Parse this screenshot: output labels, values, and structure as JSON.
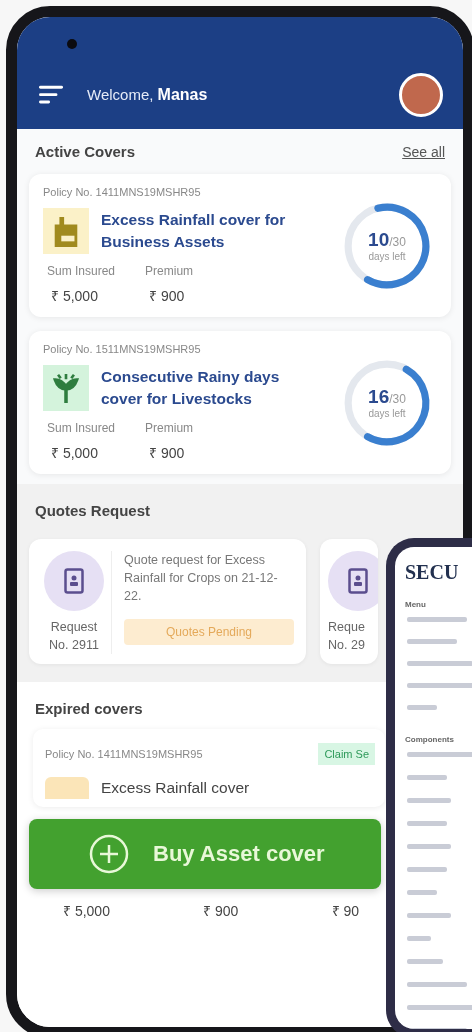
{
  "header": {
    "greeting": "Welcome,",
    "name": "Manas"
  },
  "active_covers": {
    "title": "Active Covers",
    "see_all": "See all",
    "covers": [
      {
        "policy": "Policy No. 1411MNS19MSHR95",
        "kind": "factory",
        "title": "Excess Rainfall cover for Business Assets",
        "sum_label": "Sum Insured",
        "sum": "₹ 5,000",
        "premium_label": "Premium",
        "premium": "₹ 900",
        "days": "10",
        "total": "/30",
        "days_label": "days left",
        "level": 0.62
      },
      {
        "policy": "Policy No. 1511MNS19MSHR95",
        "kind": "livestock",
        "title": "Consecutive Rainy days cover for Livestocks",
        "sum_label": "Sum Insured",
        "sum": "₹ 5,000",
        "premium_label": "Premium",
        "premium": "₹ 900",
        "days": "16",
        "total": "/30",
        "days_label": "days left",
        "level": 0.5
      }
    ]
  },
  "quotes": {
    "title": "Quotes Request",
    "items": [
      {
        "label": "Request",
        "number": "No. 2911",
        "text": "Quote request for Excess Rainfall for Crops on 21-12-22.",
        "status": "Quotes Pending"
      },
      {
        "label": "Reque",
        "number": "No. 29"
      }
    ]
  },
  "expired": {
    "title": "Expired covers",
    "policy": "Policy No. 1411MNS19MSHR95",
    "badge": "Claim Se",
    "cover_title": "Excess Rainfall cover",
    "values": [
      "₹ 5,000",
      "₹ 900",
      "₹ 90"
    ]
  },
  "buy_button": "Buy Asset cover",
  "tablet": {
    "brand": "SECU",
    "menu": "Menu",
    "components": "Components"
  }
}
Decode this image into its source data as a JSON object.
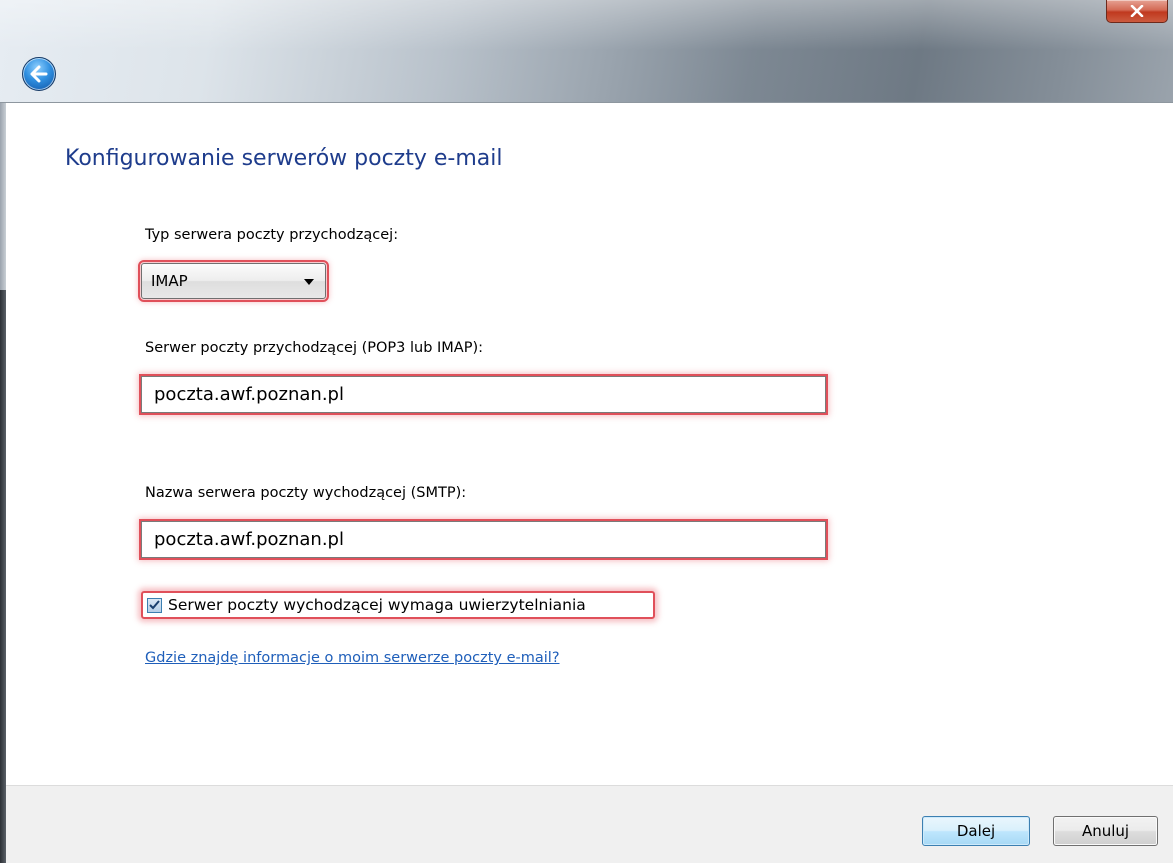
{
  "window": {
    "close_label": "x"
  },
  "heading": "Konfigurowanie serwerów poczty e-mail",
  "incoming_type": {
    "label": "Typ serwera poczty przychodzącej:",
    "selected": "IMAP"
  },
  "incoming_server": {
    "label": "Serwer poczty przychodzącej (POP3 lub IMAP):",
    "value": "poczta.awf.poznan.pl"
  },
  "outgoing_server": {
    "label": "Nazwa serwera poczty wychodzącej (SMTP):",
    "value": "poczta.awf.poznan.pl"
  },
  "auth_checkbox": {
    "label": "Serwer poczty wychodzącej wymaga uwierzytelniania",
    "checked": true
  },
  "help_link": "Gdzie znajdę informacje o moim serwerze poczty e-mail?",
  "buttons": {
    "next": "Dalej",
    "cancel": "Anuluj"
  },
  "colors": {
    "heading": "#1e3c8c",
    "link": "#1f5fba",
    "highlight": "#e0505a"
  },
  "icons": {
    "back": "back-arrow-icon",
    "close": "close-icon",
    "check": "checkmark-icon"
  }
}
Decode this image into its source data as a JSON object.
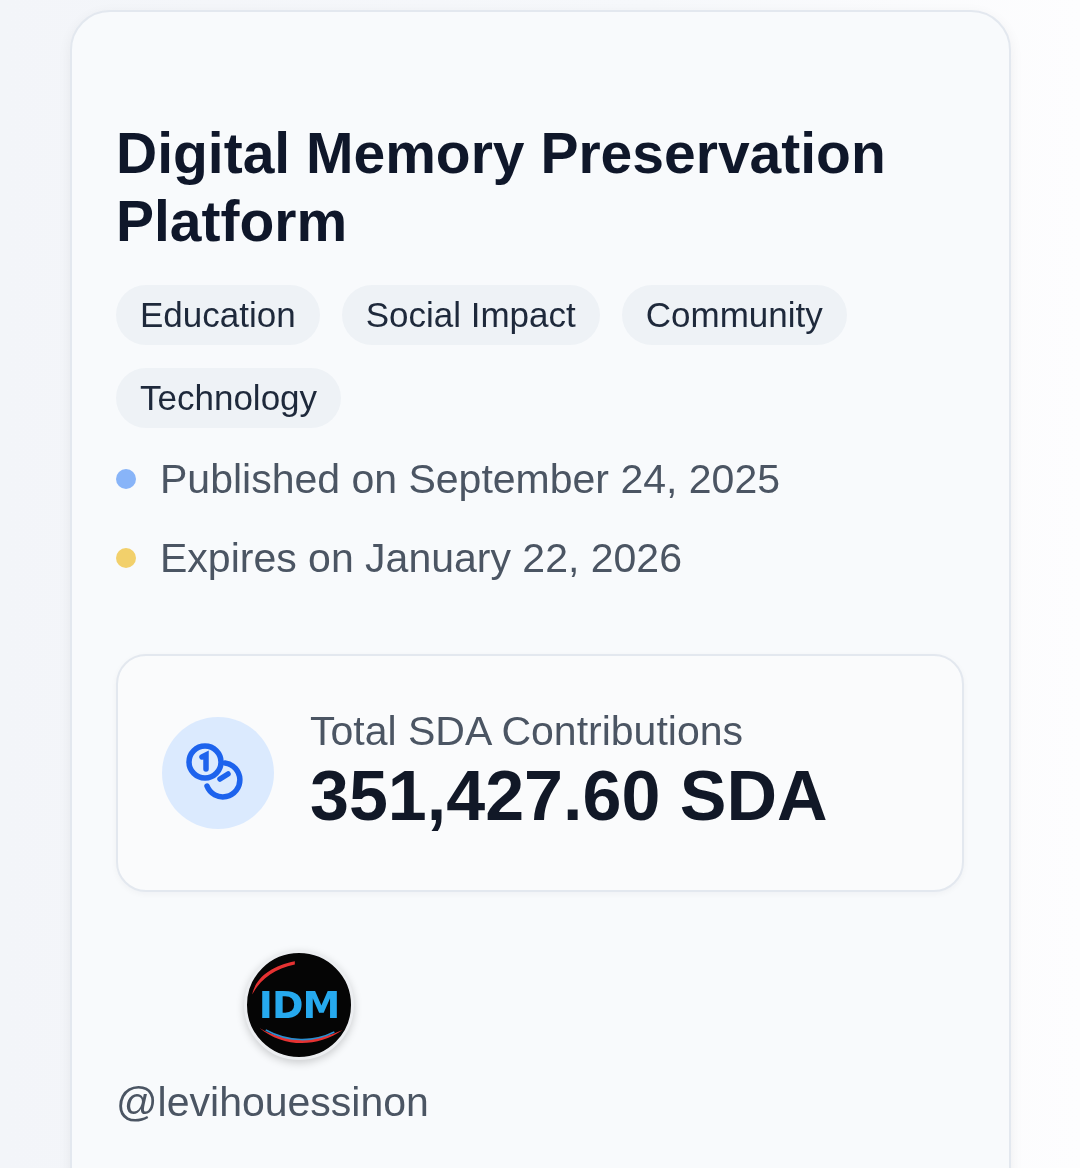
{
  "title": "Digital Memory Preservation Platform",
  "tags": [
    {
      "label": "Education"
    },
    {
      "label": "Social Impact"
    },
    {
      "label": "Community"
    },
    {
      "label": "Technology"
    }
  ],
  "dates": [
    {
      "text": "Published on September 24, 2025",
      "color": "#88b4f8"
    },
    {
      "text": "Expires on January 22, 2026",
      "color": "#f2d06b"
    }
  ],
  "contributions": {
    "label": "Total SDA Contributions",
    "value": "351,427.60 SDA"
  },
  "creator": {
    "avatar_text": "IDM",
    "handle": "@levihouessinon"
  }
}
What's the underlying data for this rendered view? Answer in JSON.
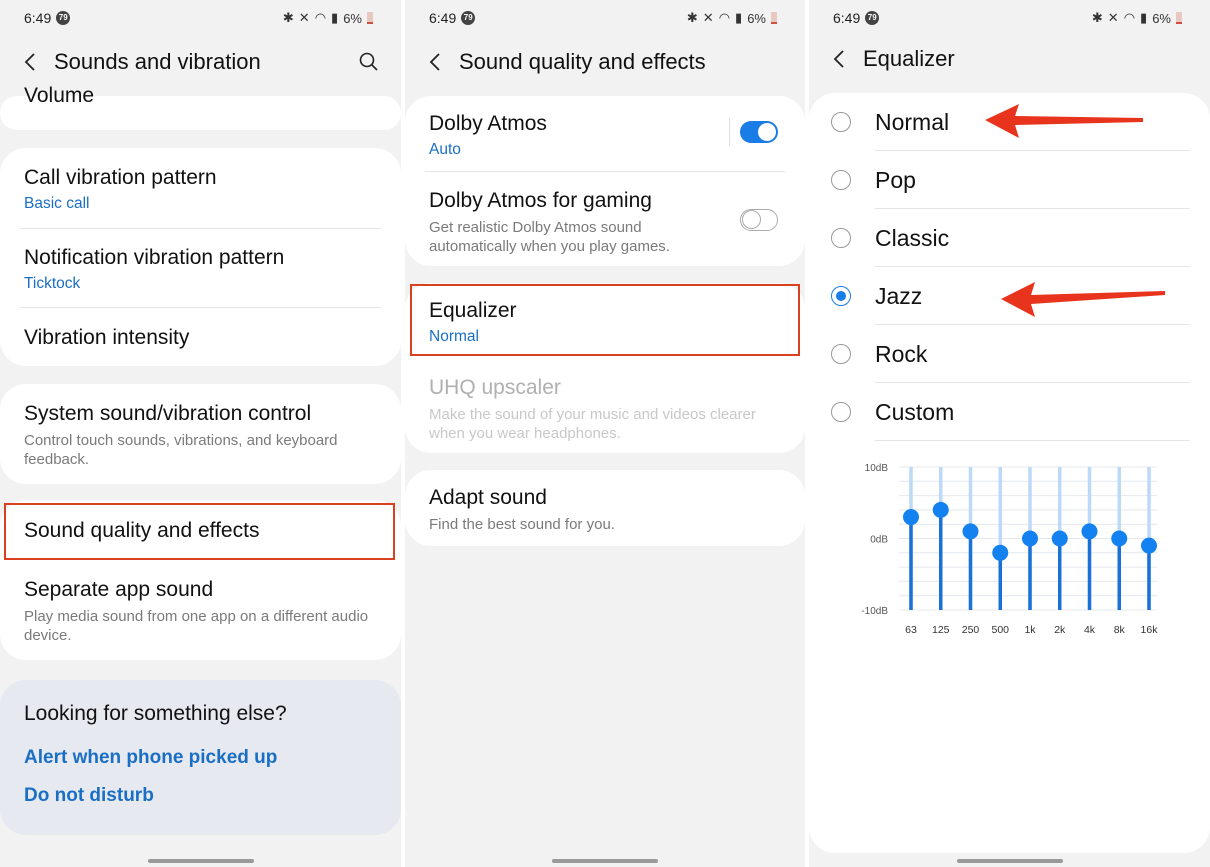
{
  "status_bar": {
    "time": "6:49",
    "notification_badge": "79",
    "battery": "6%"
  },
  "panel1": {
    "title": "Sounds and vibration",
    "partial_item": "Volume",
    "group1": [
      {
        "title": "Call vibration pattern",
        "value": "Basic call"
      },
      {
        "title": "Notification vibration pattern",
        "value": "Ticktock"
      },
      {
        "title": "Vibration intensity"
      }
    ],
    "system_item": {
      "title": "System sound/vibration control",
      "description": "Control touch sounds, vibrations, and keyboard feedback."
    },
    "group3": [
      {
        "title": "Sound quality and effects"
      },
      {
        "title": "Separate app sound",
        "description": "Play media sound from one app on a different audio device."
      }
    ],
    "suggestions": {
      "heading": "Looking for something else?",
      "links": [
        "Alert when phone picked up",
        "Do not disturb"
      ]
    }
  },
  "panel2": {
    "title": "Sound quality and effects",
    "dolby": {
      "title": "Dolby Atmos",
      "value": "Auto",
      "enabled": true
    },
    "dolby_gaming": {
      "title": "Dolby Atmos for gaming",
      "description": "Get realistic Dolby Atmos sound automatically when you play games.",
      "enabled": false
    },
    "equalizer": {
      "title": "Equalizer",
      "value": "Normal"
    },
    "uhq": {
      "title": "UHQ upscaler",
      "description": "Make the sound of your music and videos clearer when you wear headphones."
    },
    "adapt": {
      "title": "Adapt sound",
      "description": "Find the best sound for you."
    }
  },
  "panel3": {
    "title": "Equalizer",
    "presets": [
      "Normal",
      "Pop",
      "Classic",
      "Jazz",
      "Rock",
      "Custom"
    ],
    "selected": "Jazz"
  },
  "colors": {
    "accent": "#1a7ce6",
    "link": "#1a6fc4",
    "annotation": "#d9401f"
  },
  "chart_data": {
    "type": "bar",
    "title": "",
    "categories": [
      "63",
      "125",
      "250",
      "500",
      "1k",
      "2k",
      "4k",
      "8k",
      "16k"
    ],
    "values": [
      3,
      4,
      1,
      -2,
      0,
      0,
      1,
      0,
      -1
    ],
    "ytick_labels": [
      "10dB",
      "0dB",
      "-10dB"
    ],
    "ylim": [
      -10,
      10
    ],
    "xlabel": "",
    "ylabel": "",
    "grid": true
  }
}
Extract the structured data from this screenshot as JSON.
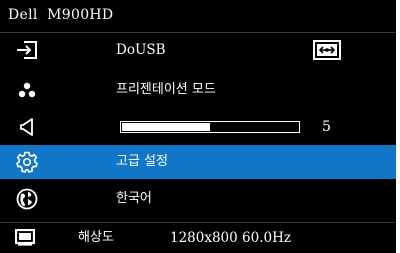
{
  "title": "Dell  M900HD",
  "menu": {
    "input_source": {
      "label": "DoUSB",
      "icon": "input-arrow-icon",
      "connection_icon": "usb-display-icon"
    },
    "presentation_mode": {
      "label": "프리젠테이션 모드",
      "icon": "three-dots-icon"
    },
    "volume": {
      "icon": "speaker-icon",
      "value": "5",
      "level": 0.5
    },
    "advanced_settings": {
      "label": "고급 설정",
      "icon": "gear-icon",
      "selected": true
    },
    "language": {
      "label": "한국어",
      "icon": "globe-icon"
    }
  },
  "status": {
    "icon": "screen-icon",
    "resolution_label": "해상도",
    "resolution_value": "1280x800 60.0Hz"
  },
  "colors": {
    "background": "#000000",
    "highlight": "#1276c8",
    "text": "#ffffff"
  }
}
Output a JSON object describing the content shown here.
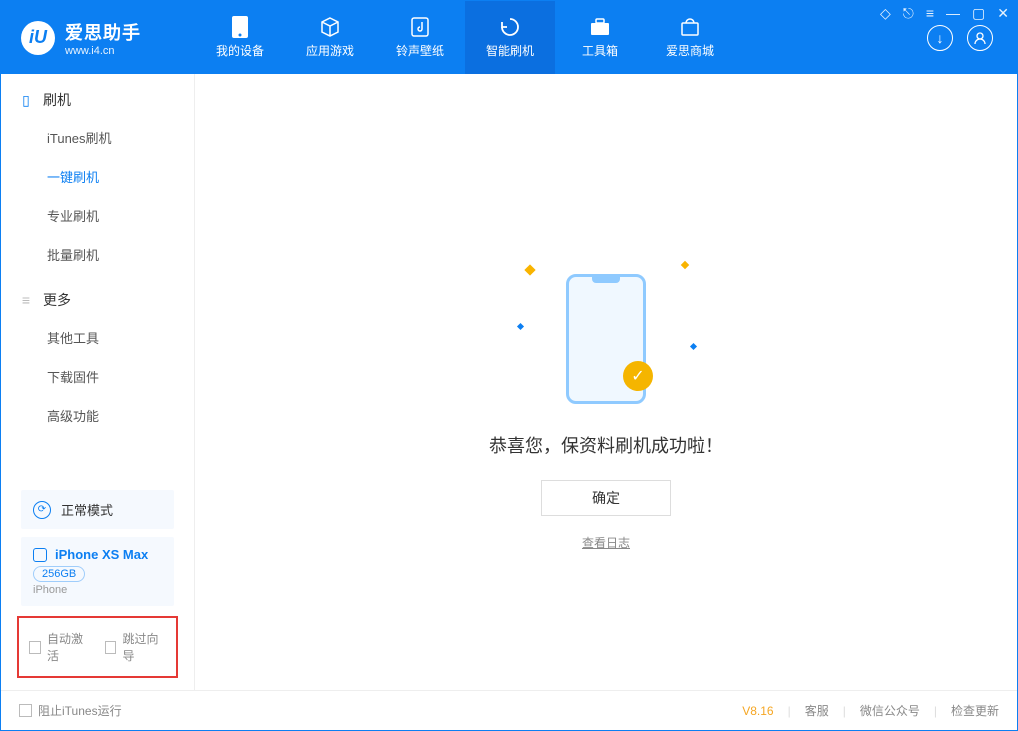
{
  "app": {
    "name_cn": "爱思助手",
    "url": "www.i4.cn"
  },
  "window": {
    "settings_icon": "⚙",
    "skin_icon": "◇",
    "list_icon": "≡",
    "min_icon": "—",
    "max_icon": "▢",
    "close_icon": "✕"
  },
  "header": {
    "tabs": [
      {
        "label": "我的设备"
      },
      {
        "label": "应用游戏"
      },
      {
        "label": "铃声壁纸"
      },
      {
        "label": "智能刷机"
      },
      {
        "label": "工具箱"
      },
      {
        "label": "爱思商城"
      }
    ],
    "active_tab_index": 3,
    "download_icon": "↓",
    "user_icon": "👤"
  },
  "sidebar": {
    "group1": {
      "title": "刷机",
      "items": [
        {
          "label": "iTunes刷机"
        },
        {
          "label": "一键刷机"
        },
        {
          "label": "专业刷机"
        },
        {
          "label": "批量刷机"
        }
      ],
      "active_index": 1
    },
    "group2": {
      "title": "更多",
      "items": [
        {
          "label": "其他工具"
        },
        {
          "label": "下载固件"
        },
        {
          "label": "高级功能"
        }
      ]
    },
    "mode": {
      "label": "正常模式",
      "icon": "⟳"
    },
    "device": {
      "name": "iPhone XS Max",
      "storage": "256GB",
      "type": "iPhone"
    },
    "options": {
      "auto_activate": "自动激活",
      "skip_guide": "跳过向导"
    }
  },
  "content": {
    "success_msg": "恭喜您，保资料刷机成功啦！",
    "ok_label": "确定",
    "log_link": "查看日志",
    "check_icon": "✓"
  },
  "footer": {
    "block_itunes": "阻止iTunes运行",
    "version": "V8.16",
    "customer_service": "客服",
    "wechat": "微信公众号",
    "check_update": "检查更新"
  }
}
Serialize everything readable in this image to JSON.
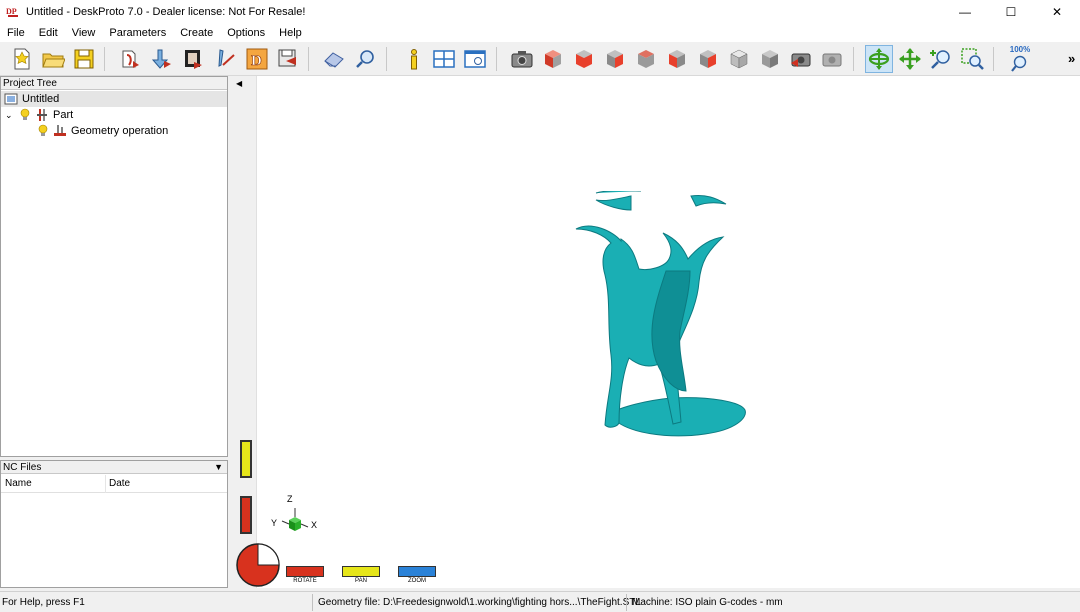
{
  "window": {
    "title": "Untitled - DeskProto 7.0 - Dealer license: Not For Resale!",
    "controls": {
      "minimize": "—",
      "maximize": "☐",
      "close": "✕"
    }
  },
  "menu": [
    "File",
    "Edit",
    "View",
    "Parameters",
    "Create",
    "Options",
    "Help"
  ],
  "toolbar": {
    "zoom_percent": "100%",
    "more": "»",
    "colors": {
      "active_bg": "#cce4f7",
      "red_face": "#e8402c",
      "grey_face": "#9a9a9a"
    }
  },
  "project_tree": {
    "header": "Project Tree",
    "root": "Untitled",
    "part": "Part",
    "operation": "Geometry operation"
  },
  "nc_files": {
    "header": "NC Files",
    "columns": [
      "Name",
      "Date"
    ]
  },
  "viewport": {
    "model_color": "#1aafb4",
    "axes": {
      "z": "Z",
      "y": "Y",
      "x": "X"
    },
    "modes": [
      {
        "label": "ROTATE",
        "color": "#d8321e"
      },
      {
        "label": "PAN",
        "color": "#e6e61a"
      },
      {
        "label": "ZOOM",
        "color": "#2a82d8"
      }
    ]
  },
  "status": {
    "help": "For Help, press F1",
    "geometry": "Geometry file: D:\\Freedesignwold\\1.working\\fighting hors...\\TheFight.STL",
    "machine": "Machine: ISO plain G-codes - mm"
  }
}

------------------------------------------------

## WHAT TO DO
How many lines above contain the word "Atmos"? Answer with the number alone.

## ANSWER BOX
3